===== Information given =====

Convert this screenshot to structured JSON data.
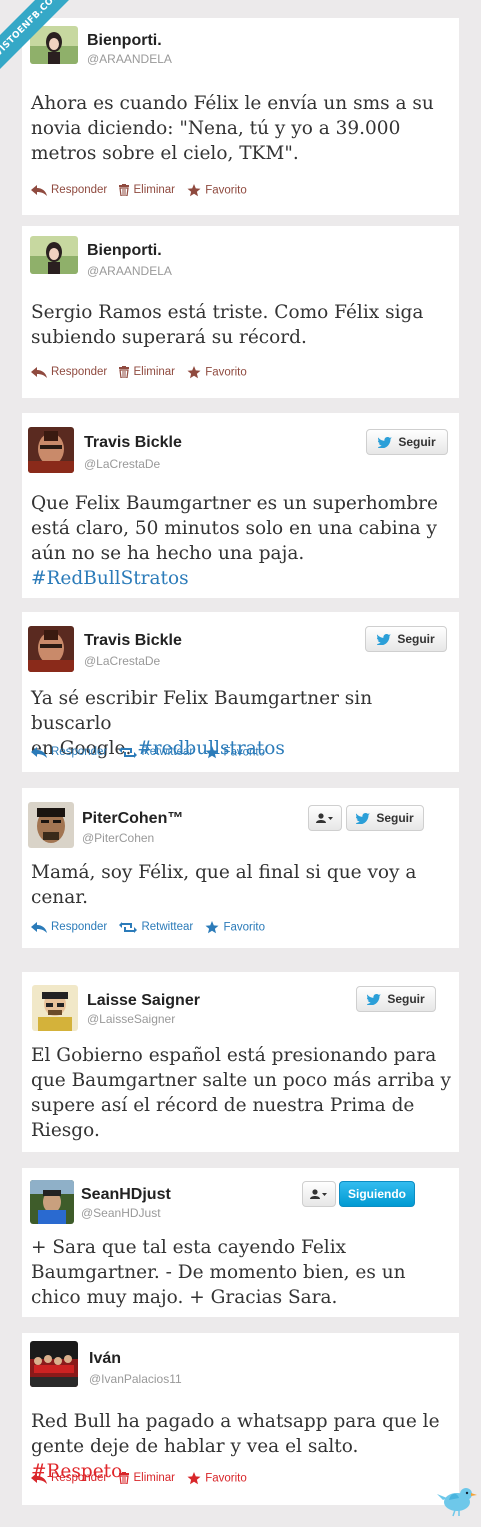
{
  "watermark": "VISTOENFB.COM",
  "tweets": [
    {
      "name": "Bienporti.",
      "handle": "@ARAANDELA",
      "text_lines": [
        "Ahora es cuando Félix le envía un sms a su",
        "novia diciendo: \"Nena, tú y yo a 39.000",
        "metros sobre el cielo, TKM\"."
      ],
      "actions": [
        "Responder",
        "Eliminar",
        "Favorito"
      ]
    },
    {
      "name": "Bienporti.",
      "handle": "@ARAANDELA",
      "text_lines": [
        "Sergio Ramos está triste. Como Félix siga",
        "subiendo superará su récord."
      ],
      "actions": [
        "Responder",
        "Eliminar",
        "Favorito"
      ]
    },
    {
      "name": "Travis Bickle",
      "handle": "@LaCrestaDe",
      "follow_label": "Seguir",
      "text_lines": [
        "Que Felix Baumgartner es un superhombre",
        "está claro, 50 minutos solo en una cabina y",
        "aún no se ha hecho una paja."
      ],
      "hashtag": "#RedBullStratos"
    },
    {
      "name": "Travis Bickle",
      "handle": "@LaCrestaDe",
      "follow_label": "Seguir",
      "text_lines": [
        "Ya sé escribir Felix Baumgartner sin buscarlo"
      ],
      "text_line2_prefix": "en Google. ",
      "hashtag": "#redbullstratos",
      "actions": [
        "Responder",
        "Retwittear",
        "Favorito"
      ]
    },
    {
      "name": "PiterCohen™",
      "handle": "@PiterCohen",
      "follow_label": "Seguir",
      "text_lines": [
        "Mamá, soy Félix, que al final si que voy a",
        "cenar."
      ],
      "actions": [
        "Responder",
        "Retwittear",
        "Favorito"
      ]
    },
    {
      "name": "Laisse Saigner",
      "handle": "@LaisseSaigner",
      "follow_label": "Seguir",
      "text_lines": [
        "El Gobierno español está presionando para",
        "que Baumgartner salte un poco más arriba y",
        "supere así el récord de nuestra Prima de",
        "Riesgo."
      ]
    },
    {
      "name": "SeanHDjust",
      "handle": "@SeanHDJust",
      "follow_label": "Siguiendo",
      "text_lines": [
        "+ Sara que tal esta cayendo Felix",
        "Baumgartner. - De momento bien, es un",
        "chico muy majo. + Gracias Sara."
      ]
    },
    {
      "name": "Iván",
      "handle": "@IvanPalacios11",
      "text_lines": [
        "Red Bull ha pagado a whatsapp para que le"
      ],
      "text_line2_prefix": "gente deje de hablar y vea el salto. ",
      "hashtag": "#Respeto",
      "actions": [
        "Responder",
        "Eliminar",
        "Favorito"
      ]
    }
  ],
  "colors": {
    "link": "#2b7bb9",
    "action_brown": "#8f4a3f",
    "hashtag_red": "#e0262a",
    "following_blue": "#019ad2",
    "background": "#eceaeb"
  }
}
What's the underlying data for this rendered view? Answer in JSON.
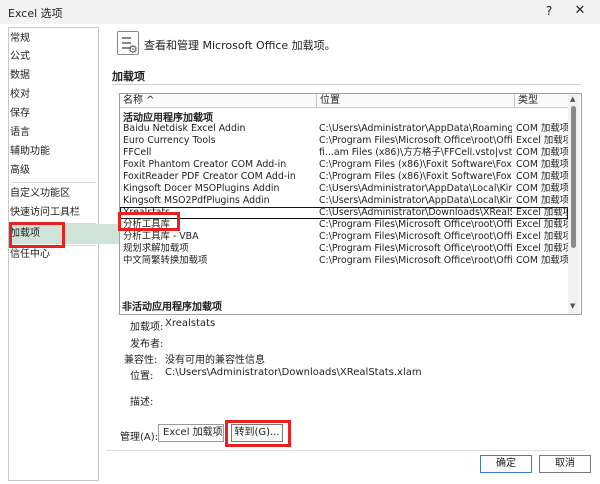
{
  "window": {
    "title": "Excel 选项",
    "help_symbol": "?",
    "close_symbol": "✕"
  },
  "nav": {
    "items": [
      {
        "label": "常规"
      },
      {
        "label": "公式"
      },
      {
        "label": "数据"
      },
      {
        "label": "校对"
      },
      {
        "label": "保存"
      },
      {
        "label": "语言"
      },
      {
        "label": "辅助功能"
      },
      {
        "label": "高级"
      },
      {
        "label": "自定义功能区"
      },
      {
        "label": "快速访问工具栏"
      },
      {
        "label": "加载项"
      },
      {
        "label": "信任中心"
      }
    ],
    "selected": "加载项"
  },
  "header": {
    "text": "查看和管理 Microsoft Office 加载项。"
  },
  "addins": {
    "section_title": "加载项",
    "columns": {
      "name": "名称 ^",
      "location": "位置",
      "type": "类型"
    },
    "active_group": "活动应用程序加载项",
    "active": [
      {
        "name": "Baidu Netdisk Excel Addin",
        "location": "C:\\Users\\Administrator\\AppData\\Roaming\\ba",
        "type": "COM 加载项"
      },
      {
        "name": "Euro Currency Tools",
        "location": "C:\\Program Files\\Microsoft Office\\root\\Office",
        "type": "Excel 加载项"
      },
      {
        "name": "FFCell",
        "location": "fi...am Files (x86)\\方方格子\\FFCell.vsto|vstoloca",
        "type": "COM 加载项"
      },
      {
        "name": "Foxit Phantom Creator COM Add-in",
        "location": "C:\\Program Files (x86)\\Foxit Software\\Foxit Ph",
        "type": "COM 加载项"
      },
      {
        "name": "FoxitReader PDF Creator COM Add-in",
        "location": "C:\\Program Files (x86)\\Foxit Software\\Foxit P",
        "type": "COM 加载项"
      },
      {
        "name": "Kingsoft Docer MSOPlugins Addin",
        "location": "C:\\Users\\Administrator\\AppData\\Local\\Kings",
        "type": "COM 加载项"
      },
      {
        "name": "Kingsoft MSO2PdfPlugins Addin",
        "location": "C:\\Users\\Administrator\\AppData\\Local\\Kings",
        "type": "COM 加载项"
      },
      {
        "name": "Xrealstats",
        "location": "C:\\Users\\Administrator\\Downloads\\XRealStat",
        "type": "Excel 加载项"
      },
      {
        "name": "分析工具库",
        "location": "C:\\Program Files\\Microsoft Office\\root\\Office",
        "type": "Excel 加载项"
      },
      {
        "name": "分析工具库 - VBA",
        "location": "C:\\Program Files\\Microsoft Office\\root\\Office",
        "type": "Excel 加载项"
      },
      {
        "name": "规划求解加载项",
        "location": "C:\\Program Files\\Microsoft Office\\root\\Office",
        "type": "Excel 加载项"
      },
      {
        "name": "中文简繁转换加载项",
        "location": "C:\\Program Files\\Microsoft Office\\root\\Office",
        "type": "COM 加载项"
      }
    ],
    "selected_index": 7,
    "inactive_group": "非活动应用程序加载项"
  },
  "details": {
    "addin_label": "加载项:",
    "addin_value": "Xrealstats",
    "publisher_label": "发布者:",
    "publisher_value": "",
    "compat_label": "兼容性:",
    "compat_value": "没有可用的兼容性信息",
    "location_label": "位置:",
    "location_value": "C:\\Users\\Administrator\\Downloads\\XRealStats.xlam",
    "desc_label": "描述:",
    "desc_value": ""
  },
  "manage": {
    "label": "管理(A):",
    "selected": "Excel 加载项",
    "go_label": "转到(G)..."
  },
  "buttons": {
    "ok": "确定",
    "cancel": "取消"
  },
  "colors": {
    "highlight": "#e8231f",
    "nav_selected": "#cfe3d8"
  }
}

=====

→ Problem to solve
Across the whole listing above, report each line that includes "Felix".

→ Task answer
        "Que Felix Baumgartner es un superhombre",
        "Ya sé escribir Felix Baumgartner sin buscarlo"
        "+ Sara que tal esta cayendo Felix",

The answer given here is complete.